For Henry, he says “We’ve found Pokémon to be a great way to bond with Michael, and it’s fun to be able to discuss new cards and strategies whenever a new (Pokémon) set releases, or a big tournament wraps up.”
He adds, “the Pokémon card game is genuinely fun, interesting, and challenging to play, even as an adult.”
Pokémon goes beyond utilizing reading, math and strategizing skills. Tony says Pokémon has taught him a major life lesson: “It’s OK to mess up.”
“Even if you lose every single match you play, when it comes down to it, you are doing something you love and are passionate about and you should be grateful for it,” he says. “Learn to adapt and come back next week ready to win.”
Henry and Sume agree that Pokémon has taught their son, Michael, what it means to win and lose gracefully. While winning feels great, Henry states, “Sometimes the most learning and growth comes from the games we lose.”
John says, “Saturday Pokémon at Dave and Adam’s is a place where good friends – and good memories – are made.”
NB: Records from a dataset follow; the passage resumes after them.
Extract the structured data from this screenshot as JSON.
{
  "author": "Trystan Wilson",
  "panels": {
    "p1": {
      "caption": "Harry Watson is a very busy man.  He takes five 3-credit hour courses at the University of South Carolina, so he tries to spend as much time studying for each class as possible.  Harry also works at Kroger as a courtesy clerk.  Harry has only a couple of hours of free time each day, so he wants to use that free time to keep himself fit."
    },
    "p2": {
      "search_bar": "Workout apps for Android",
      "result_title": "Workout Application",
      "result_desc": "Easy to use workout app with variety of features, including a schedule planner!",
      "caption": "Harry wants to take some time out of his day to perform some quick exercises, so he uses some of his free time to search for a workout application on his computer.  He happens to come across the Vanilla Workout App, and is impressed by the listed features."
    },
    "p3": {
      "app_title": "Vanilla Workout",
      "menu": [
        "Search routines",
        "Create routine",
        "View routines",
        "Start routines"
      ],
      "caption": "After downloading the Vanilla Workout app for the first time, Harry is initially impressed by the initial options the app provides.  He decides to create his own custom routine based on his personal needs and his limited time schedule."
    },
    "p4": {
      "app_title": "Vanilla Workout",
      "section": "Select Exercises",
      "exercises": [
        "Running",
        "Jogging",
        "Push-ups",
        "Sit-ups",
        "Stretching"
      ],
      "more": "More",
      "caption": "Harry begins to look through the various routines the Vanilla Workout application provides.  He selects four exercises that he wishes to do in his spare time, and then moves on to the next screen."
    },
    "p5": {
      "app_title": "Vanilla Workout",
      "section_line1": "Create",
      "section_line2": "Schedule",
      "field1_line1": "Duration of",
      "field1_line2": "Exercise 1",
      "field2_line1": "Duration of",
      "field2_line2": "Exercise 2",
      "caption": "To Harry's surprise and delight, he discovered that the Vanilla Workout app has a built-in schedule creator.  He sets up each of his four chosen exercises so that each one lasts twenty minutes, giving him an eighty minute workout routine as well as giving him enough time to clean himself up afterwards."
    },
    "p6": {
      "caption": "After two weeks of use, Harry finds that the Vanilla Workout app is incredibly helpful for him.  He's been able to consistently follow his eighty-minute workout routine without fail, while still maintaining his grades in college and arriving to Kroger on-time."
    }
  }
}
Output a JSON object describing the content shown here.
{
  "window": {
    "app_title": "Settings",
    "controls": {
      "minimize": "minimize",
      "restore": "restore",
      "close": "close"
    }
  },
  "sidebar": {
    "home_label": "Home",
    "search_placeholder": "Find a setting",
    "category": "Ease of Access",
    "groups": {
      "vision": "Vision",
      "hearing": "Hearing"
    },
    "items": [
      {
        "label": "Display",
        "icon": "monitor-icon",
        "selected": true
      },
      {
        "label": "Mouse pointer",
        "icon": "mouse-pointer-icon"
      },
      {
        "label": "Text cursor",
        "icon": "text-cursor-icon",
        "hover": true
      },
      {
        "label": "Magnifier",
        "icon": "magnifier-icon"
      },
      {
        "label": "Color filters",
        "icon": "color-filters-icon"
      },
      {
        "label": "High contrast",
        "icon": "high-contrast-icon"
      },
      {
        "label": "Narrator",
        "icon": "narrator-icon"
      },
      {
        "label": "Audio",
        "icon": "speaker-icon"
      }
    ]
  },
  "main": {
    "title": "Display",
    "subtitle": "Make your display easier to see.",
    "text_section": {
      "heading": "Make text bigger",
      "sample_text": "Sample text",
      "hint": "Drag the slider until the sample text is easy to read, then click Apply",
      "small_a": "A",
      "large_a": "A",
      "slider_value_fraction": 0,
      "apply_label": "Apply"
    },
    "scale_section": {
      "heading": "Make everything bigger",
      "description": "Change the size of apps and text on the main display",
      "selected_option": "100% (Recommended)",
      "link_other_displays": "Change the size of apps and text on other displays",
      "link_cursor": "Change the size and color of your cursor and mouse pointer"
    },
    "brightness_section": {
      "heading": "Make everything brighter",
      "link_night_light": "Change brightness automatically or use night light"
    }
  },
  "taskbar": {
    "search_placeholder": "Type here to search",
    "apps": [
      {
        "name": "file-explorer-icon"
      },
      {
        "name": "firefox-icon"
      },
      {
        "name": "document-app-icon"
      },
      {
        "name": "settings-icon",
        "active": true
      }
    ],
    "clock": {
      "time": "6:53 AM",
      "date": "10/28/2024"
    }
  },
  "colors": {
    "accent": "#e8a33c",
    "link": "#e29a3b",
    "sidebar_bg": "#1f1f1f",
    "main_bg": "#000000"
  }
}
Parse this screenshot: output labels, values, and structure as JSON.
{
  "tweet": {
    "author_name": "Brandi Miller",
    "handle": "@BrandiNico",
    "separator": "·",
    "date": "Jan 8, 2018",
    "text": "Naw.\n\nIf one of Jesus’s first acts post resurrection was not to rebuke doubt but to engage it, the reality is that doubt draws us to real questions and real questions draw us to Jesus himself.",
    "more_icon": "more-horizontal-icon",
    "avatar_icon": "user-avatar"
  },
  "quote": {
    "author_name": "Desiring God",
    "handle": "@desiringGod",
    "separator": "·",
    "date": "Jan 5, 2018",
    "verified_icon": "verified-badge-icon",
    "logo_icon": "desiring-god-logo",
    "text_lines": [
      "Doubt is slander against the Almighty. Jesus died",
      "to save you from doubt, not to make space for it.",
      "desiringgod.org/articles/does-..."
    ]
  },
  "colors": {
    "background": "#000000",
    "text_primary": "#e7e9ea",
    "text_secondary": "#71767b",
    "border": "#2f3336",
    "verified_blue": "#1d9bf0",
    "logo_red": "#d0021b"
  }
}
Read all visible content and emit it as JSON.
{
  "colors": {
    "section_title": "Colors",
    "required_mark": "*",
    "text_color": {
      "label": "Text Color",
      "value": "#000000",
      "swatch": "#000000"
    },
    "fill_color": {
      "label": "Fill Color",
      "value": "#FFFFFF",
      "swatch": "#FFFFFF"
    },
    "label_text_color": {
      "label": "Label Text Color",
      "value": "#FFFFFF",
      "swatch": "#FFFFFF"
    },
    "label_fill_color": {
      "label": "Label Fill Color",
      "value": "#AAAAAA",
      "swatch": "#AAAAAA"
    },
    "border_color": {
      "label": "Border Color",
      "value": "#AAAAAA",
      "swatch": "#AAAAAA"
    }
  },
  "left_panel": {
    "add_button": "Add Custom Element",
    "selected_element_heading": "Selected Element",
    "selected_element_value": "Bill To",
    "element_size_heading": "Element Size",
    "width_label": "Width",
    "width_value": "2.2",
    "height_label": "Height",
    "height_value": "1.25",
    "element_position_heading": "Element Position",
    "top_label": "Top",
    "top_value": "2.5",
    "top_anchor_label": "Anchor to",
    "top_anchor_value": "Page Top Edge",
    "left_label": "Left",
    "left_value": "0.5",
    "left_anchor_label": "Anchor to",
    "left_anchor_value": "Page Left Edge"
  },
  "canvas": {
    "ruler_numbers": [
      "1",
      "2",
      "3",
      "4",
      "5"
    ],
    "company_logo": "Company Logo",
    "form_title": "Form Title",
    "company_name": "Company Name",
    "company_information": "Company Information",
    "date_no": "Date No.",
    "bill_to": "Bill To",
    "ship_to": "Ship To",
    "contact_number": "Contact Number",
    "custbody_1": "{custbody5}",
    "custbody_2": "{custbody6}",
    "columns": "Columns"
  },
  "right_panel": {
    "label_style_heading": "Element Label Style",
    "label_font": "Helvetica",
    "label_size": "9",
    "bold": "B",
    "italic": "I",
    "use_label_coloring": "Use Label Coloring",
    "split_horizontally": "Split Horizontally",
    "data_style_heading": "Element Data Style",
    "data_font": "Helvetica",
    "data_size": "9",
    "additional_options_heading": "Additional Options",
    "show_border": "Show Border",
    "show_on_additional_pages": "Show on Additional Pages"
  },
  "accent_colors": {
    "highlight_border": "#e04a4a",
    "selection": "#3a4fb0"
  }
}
For the Lee family, one of their best memories competing in Saturday Pokémon was their first event. It was a rather important occasion – a “prerelease day” – wherein Pokémon’s latest set was made available.
“We lost every match, were largely unfamiliar with the cards, and were even kind of shaky on the rules, asking, ‘How many cards do you start with again?’ ” Henry says.
He remembers that, nonetheless, the other players were pleasant and patient in answering many questions.
When it came time for the players to open their packs of Pokémon cards, the Lee family was made to feel welcome, almost immediately, by being asked the common gaming question: “Did you pull anything good?”
Michael Lee, an impressive competitive Pokémon player at just 7 years old, says his best memory is from when he, alone, won a Saturday Pokémon prerelease event.
John himself has many good feelings regarding the relationships he has built with the Dave and Adam’s Pokémon community. He says, “I run many of the Pokémon events at Dave and Adams and, although it is cliché, I love every moment of Pokémon.”
“Being able to play games with the kids, make them laugh, and help be a part of a community that is focused on having fun has been incredible,” he says. “This would be an experience I would not trade for anything.”
For specific gaming questions, contact John and Tony:
Dave and Adam’s is a collector’s dream. The company carries collectors’ items that span from gaming products, to sporting cards, to comic books, to vintage toys, to fan apparel, to memorabilia. For more information on this Buffalo shop, check out its website: https://www.daveandadamsstore.com/.